Amazon Kuiper Project Though Kuiper just received FCC approval, and Jeff Bezos says he is investing $10B, they do not have published plans to launch their first satellite until 2026. Much can happen between now and then, including SpaceX completely dominating the market.

OneWeb (formerly WorldVu) OneWeb filed for chapter 11 backruptcy back in March of 2020 and laid off most of its employees. Though they have a handful of satellites aloft that they are continuing to maintain, they will have to struggle through bankruptcy and hope for future investments if they are allowed by the courts to continue. Most consider them dead at this point.

Telesat LEO Telesat launched a single demo satellite back in 2018, but have yet to move forward with their LEO program.
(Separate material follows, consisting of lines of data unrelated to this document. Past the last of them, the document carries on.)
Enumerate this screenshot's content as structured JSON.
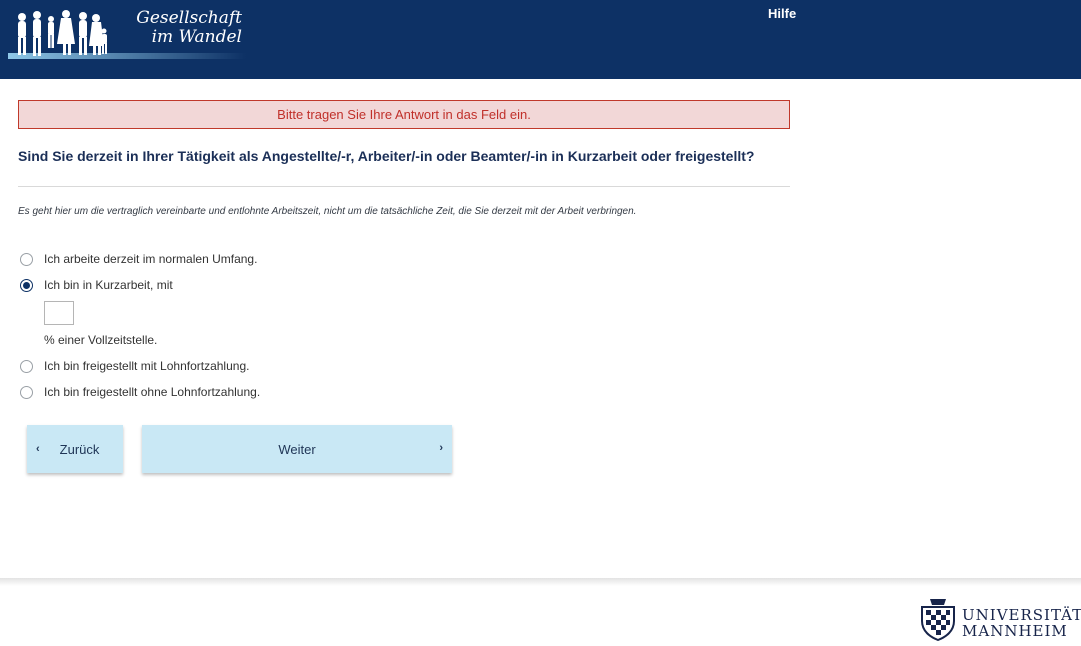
{
  "header": {
    "logo_line1": "Gesellschaft",
    "logo_line2": "im Wandel",
    "help_label": "Hilfe"
  },
  "error": {
    "message": "Bitte tragen Sie Ihre Antwort in das Feld ein."
  },
  "question": {
    "text": "Sind Sie derzeit in Ihrer Tätigkeit als Angestellte/-r, Arbeiter/-in oder Beamter/-in in Kurzarbeit oder freigestellt?",
    "hint": "Es geht hier um die vertraglich vereinbarte und entlohnte Arbeitszeit, nicht um die tatsächliche Zeit, die Sie derzeit mit der Arbeit verbringen."
  },
  "options": [
    {
      "label": "Ich arbeite derzeit im normalen Umfang.",
      "selected": false
    },
    {
      "label": "Ich bin in Kurzarbeit, mit",
      "selected": true
    },
    {
      "label": "Ich bin freigestellt mit Lohnfortzahlung.",
      "selected": false
    },
    {
      "label": "Ich bin freigestellt ohne Lohnfortzahlung.",
      "selected": false
    }
  ],
  "percent_field": {
    "value": "",
    "suffix": "% einer Vollzeitstelle."
  },
  "nav": {
    "back_label": "Zurück",
    "next_label": "Weiter"
  },
  "footer": {
    "uni_line1": "UNIVERSITÄT",
    "uni_line2": "MANNHEIM"
  },
  "colors": {
    "header_bg": "#0d3165",
    "button_bg": "#c9e8f5",
    "error_border": "#c0392b",
    "error_bg": "#f2d7d7"
  }
}
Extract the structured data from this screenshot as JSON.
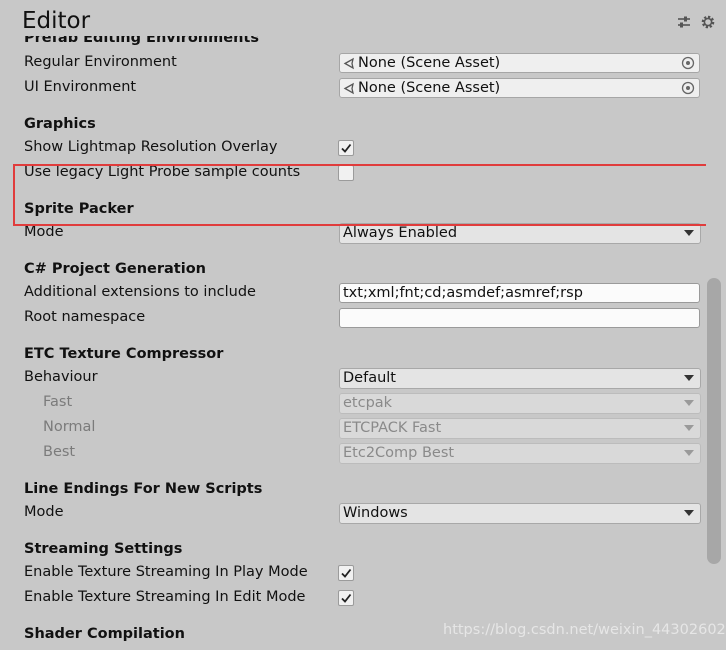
{
  "window": {
    "title": "Editor"
  },
  "prefab": {
    "header": "Prefab Editing Environments",
    "regular_label": "Regular Environment",
    "regular_value": "None (Scene Asset)",
    "ui_label": "UI Environment",
    "ui_value": "None (Scene Asset)"
  },
  "graphics": {
    "header": "Graphics",
    "lightmap_label": "Show Lightmap Resolution Overlay",
    "lightmap_checked": true,
    "lightprobe_label": "Use legacy Light Probe sample counts",
    "lightprobe_checked": false
  },
  "sprite_packer": {
    "header": "Sprite Packer",
    "mode_label": "Mode",
    "mode_value": "Always Enabled"
  },
  "csharp": {
    "header": "C# Project Generation",
    "extensions_label": "Additional extensions to include",
    "extensions_value": "txt;xml;fnt;cd;asmdef;asmref;rsp",
    "namespace_label": "Root namespace",
    "namespace_value": ""
  },
  "etc": {
    "header": "ETC Texture Compressor",
    "behaviour_label": "Behaviour",
    "behaviour_value": "Default",
    "fast_label": "Fast",
    "fast_value": "etcpak",
    "normal_label": "Normal",
    "normal_value": "ETCPACK Fast",
    "best_label": "Best",
    "best_value": "Etc2Comp Best"
  },
  "line_endings": {
    "header": "Line Endings For New Scripts",
    "mode_label": "Mode",
    "mode_value": "Windows"
  },
  "streaming": {
    "header": "Streaming Settings",
    "play_label": "Enable Texture Streaming In Play Mode",
    "play_checked": true,
    "edit_label": "Enable Texture Streaming In Edit Mode",
    "edit_checked": true
  },
  "shader": {
    "header": "Shader Compilation"
  },
  "watermark": "https://blog.csdn.net/weixin_44302602"
}
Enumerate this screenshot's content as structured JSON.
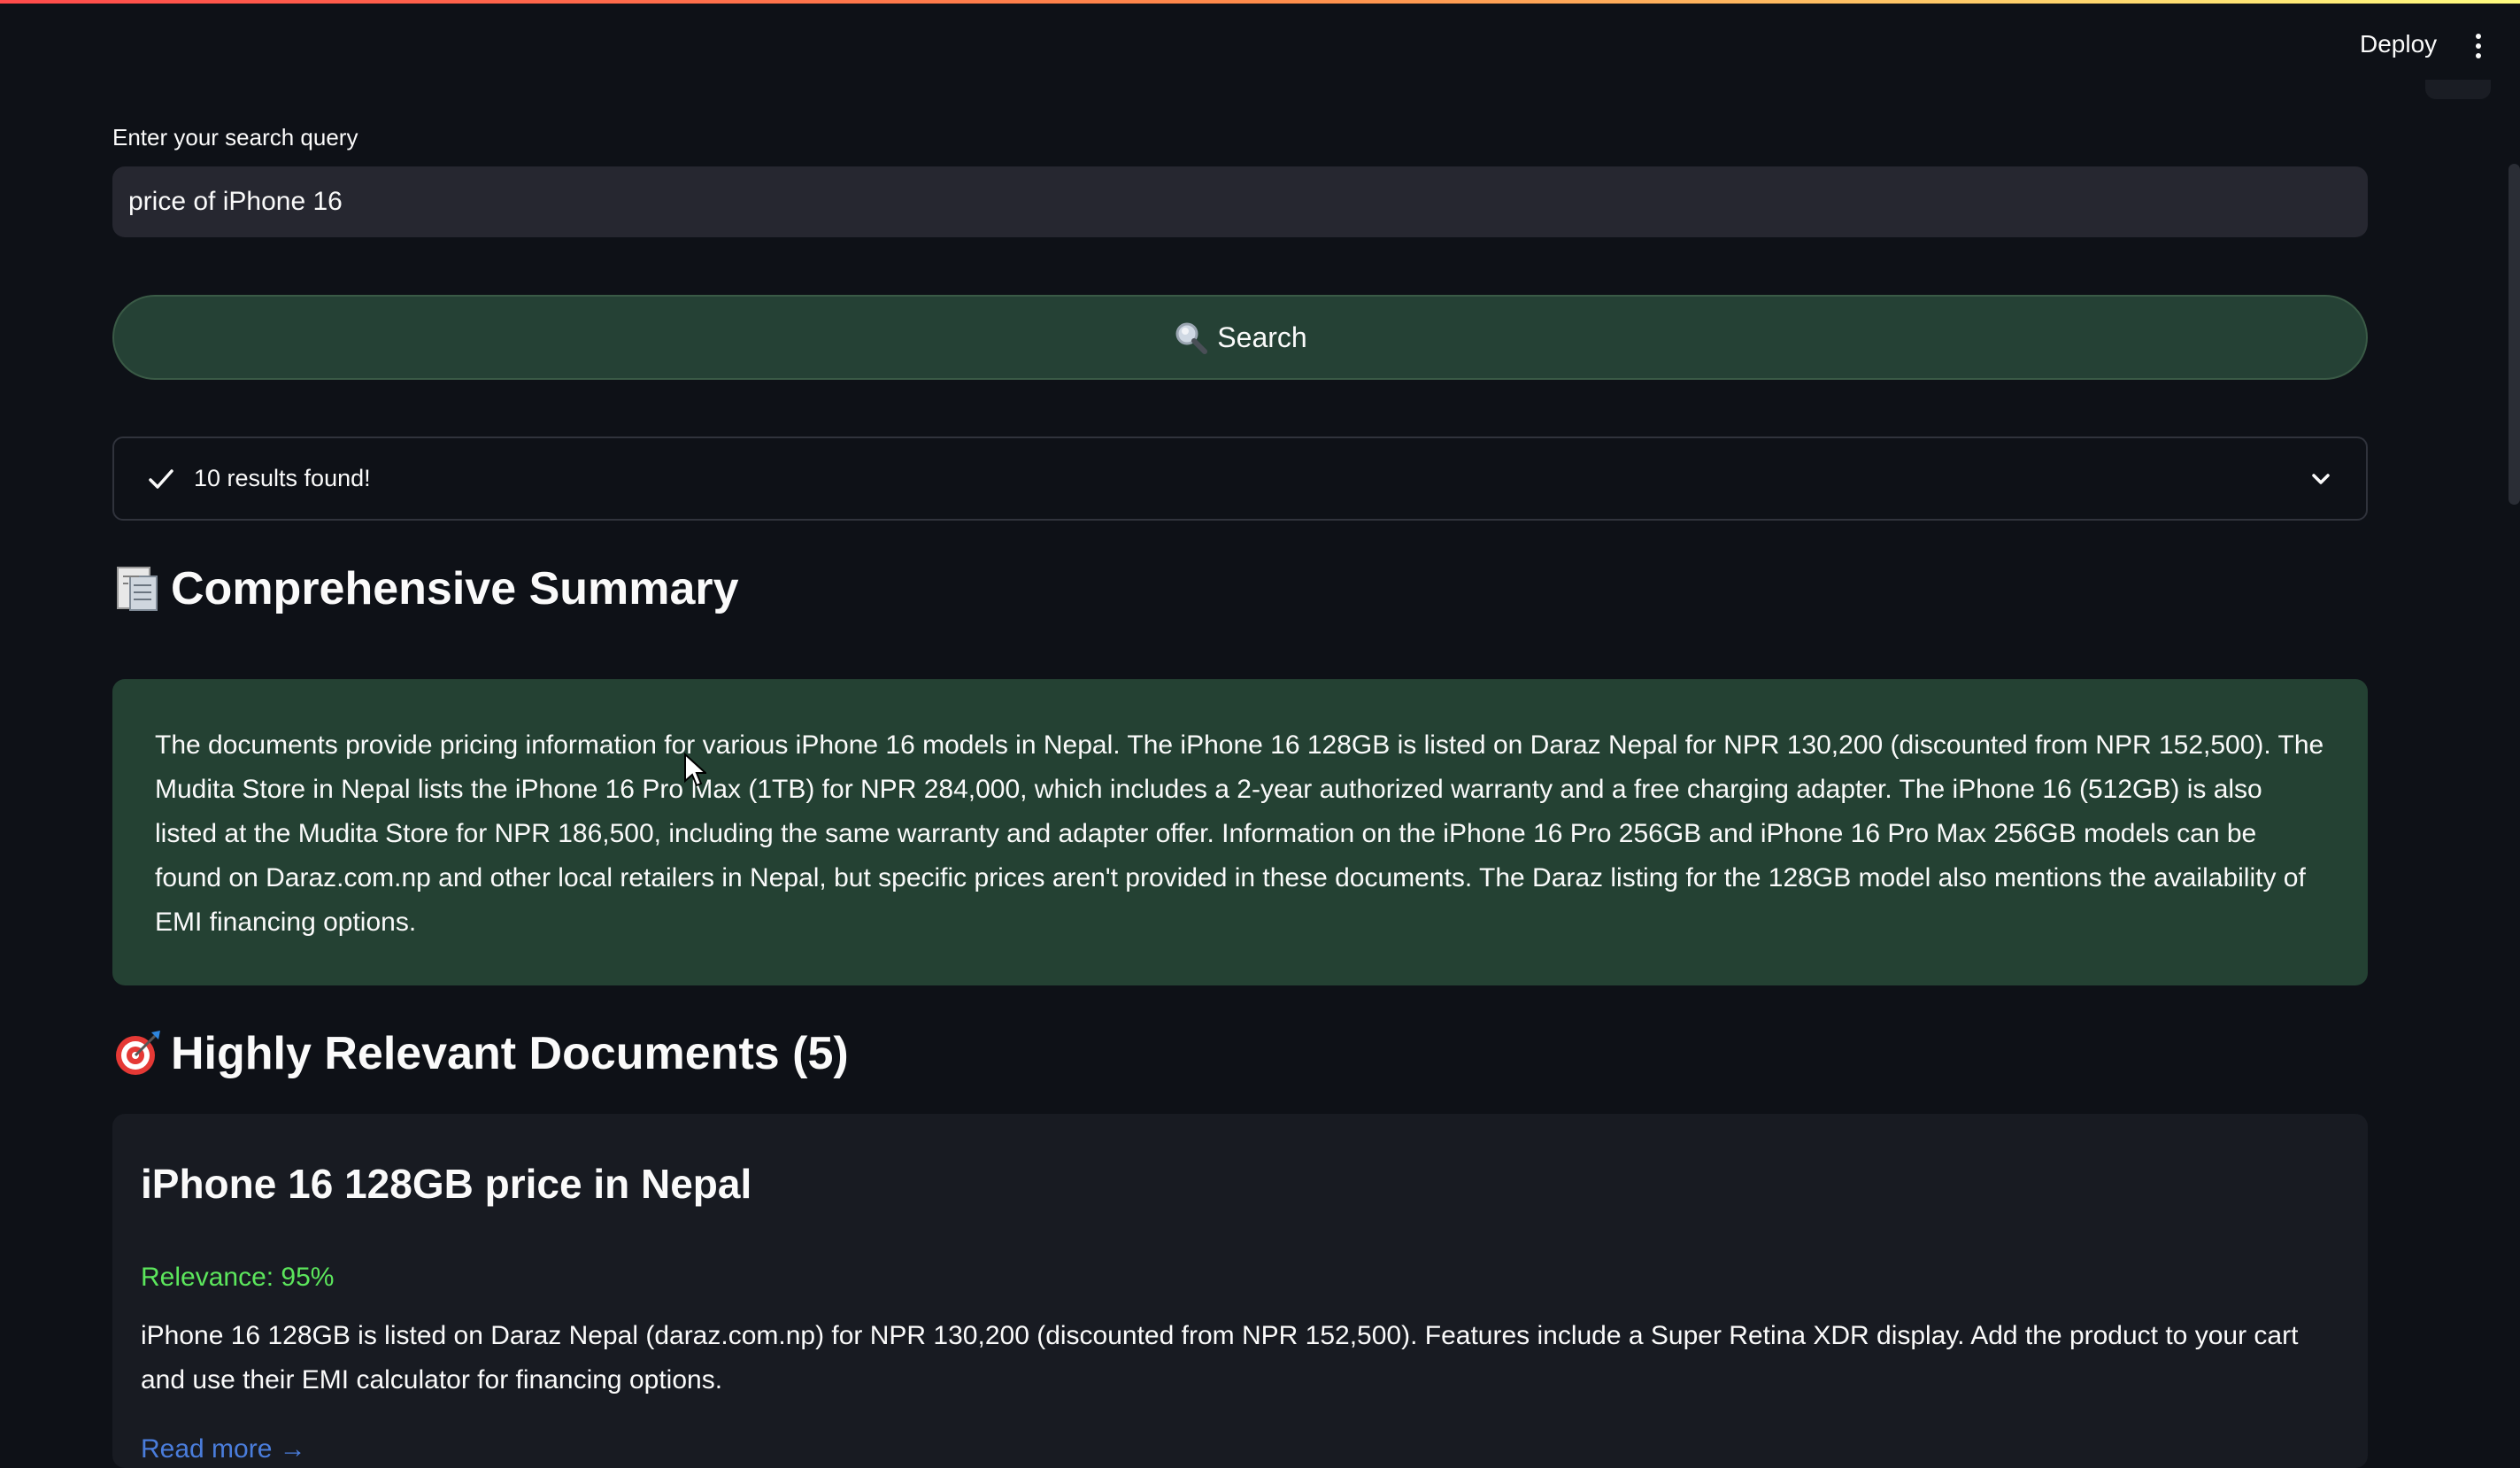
{
  "header": {
    "deploy_label": "Deploy",
    "menu_icon": "more-vertical-icon"
  },
  "search": {
    "label": "Enter your search query",
    "value": "price of iPhone 16",
    "button_label": "Search",
    "button_icon": "magnifier-icon"
  },
  "status": {
    "text": "10 results found!",
    "icon": "check-icon",
    "expand_icon": "chevron-down-icon"
  },
  "summary": {
    "heading": "Comprehensive Summary",
    "heading_icon": "document-emoji-icon",
    "text": "The documents provide pricing information for various iPhone 16 models in Nepal. The iPhone 16 128GB is listed on Daraz Nepal for NPR 130,200 (discounted from NPR 152,500). The Mudita Store in Nepal lists the iPhone 16 Pro Max (1TB) for NPR 284,000, which includes a 2-year authorized warranty and a free charging adapter. The iPhone 16 (512GB) is also listed at the Mudita Store for NPR 186,500, including the same warranty and adapter offer. Information on the iPhone 16 Pro 256GB and iPhone 16 Pro Max 256GB models can be found on Daraz.com.np and other local retailers in Nepal, but specific prices aren't provided in these documents. The Daraz listing for the 128GB model also mentions the availability of EMI financing options."
  },
  "docs": {
    "heading": "Highly Relevant Documents (5)",
    "heading_icon": "target-emoji-icon",
    "items": [
      {
        "title": "iPhone 16 128GB price in Nepal",
        "relevance": "Relevance: 95%",
        "body": "iPhone 16 128GB is listed on Daraz Nepal (daraz.com.np) for NPR 130,200 (discounted from NPR 152,500). Features include a Super Retina XDR display. Add the product to your cart and use their EMI calculator for financing options.",
        "link": "Read more →"
      }
    ]
  },
  "colors": {
    "background": "#0e1117",
    "input_bg": "#262730",
    "button_bg": "#254135",
    "summary_bg": "#244133",
    "card_bg": "#181b22",
    "relevance": "#5ce65c",
    "link": "#4a7ddc"
  }
}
They are proposing a different approach, as their platform will use 5G wireless vs a proprietary internet link. How this plays out remains to be seen.

Our view is that LEO internet is so closely tied to launch capability, only SpaceX has a shot of making this work right now. They can absorb/amortize much of the StarLink launch costs in with their other launch business. None of the other players yet have this ability, which is a huge hurdle for them to be competitive. Also, as low earth space begins to be filled with these satellites, it is believed that there will be more push back due to the night sky clutter and other impacts of the technology.


In contrast to StarLink, the network under development by LittleT and its partners will be a ground-based fiber to the home (FTTH) system. When the fiber choice is available, it provides the greatest reliability, highest available speeds, and best future growth potential. Fiber is a proven technology that is well understood, and eligible for all federal and state grants and subsidies.

StarLink is definitely a promising new technology. Given the track record of SpaceX, and the potential revenue to be gained by providing this service globally, it will happen. However history shows that it will likely take longer to reach the masses than the claims. There are just too many hurdles and obstacles for SpaceX to overcome for there to be no delays. StarLink may ultimately become a viable alternative internet source for many Southern Macon County residents by the end of 2022 or later. The good thing about having viable alternatives is competition, and its effect on lowering service cost.